I’ve just finished reading M.Christian’s superb collection of stories, LICKS AND PROMISES, and I’m trying to catch my breath. Such a fascinating display of twists and turns, demonstrating the themes of desire, lust, disappointment, betrayal, death and more.
There’s humour here too, in the brilliant “Regrets.” Who says Americans don’t do irony? Well, the Brits mostly, and I am one. But Christian shows that up for the silly concept that it is, in this wonderfully, intelligent piece of satire.
And there are tears in “The Waters of Biscayne Bay.” Grief and anger for a lost love and the fulfillment of a lover’s last wishes.
Christian gives us an innovative look into Edward Hopper’s great painting; NIGHTHAWKS, in his story of the same name. He teaches us, how to read a painting. Who is the woman with the red hair, in the red dress? Is the man sitting next to her partner, or are they two strangers desiring each other? Both, are lost in their thoughts. Christian subtly weaves a story around Hopper’s haunting painting. He walks us around this enigmatic couple, and we ponder about what might, or might not be going on.

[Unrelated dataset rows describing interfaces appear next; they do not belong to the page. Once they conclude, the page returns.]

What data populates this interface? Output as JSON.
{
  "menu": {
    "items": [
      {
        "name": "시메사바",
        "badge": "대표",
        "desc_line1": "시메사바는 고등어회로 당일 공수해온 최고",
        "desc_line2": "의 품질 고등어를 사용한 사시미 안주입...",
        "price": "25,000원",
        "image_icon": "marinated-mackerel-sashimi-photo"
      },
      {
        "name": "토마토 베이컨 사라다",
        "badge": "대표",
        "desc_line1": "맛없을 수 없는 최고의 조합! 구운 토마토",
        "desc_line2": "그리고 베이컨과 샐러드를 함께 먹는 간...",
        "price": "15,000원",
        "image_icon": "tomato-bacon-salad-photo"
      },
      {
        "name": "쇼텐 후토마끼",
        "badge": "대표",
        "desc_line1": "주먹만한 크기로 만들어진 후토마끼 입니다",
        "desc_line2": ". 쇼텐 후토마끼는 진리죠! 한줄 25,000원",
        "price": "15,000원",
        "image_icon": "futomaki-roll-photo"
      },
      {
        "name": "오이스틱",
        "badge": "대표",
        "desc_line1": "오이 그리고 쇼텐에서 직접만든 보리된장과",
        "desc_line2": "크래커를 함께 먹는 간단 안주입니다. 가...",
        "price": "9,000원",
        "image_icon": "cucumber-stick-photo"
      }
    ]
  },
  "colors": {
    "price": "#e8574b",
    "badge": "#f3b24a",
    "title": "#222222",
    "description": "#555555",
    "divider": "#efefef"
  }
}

There’s a lament in “The Waters of life" and a sense of loss as Christian reveals that the loved and revered art work is not what it seems. The loved one is not what he seemed, and we taste the bitter flavour of disappointment.
In “The House of the Rising Sun," a woman learns to love, and live again, after a betrayal, and in the wonderful “In Control,” just who is in control? The self important dom, who’s too mean to pay more than $50 for a sex toy, or the canny sub, who takes her pleasure, and leaves?

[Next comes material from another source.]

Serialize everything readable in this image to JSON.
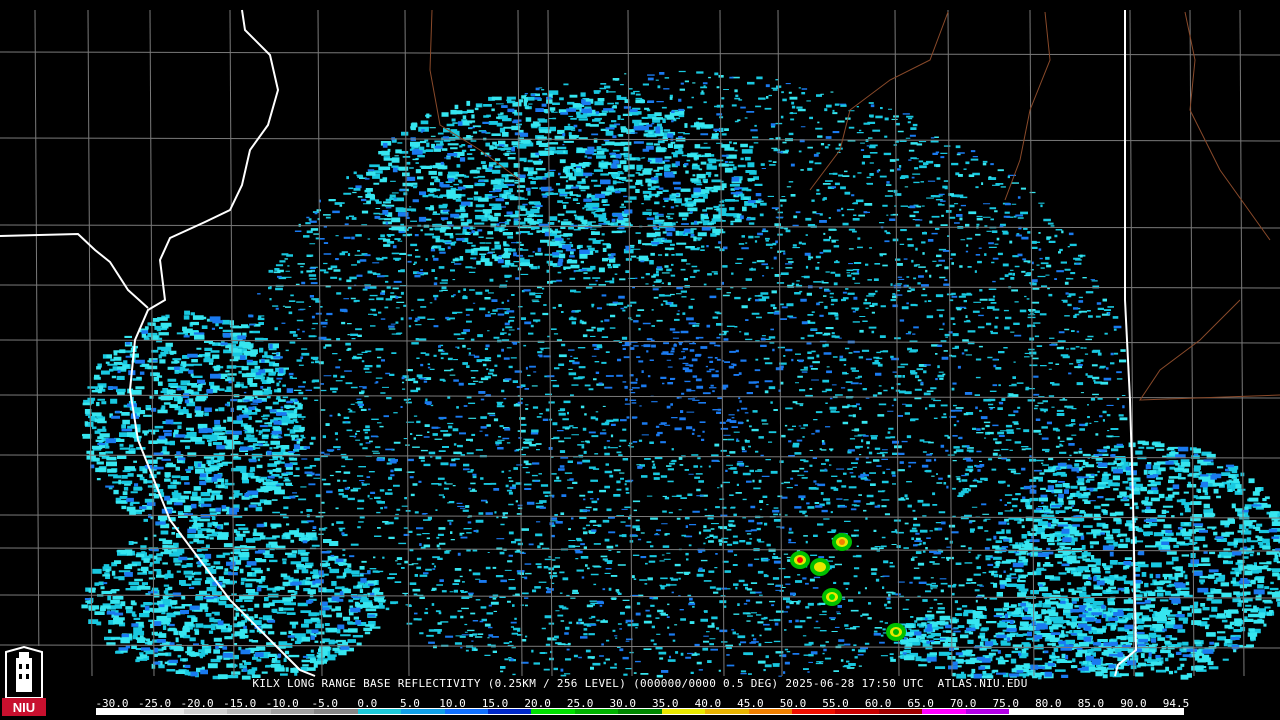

There’s a twist at the end of, “Her First Thursday Evening." A guy edits, and changes his lover’s first disastrous sexual experience, into one that is beautiful. But he can’t rewrite his own story; he wishes he could.
Through this wonderful collection, M.Christian shows the skill and diversity of a unique writer. He creates solid, fully rounded characters. He tells us stories that are enticing, he draws us in. He makes us laugh; very often he makes us cry. Christian loves language and words. Never, never dull, he encourages the reader to identify with and empathise with, his skilfully drawn characters. He brings us back to the simplicity of reading great stories, that stay with us long after we have closed the book.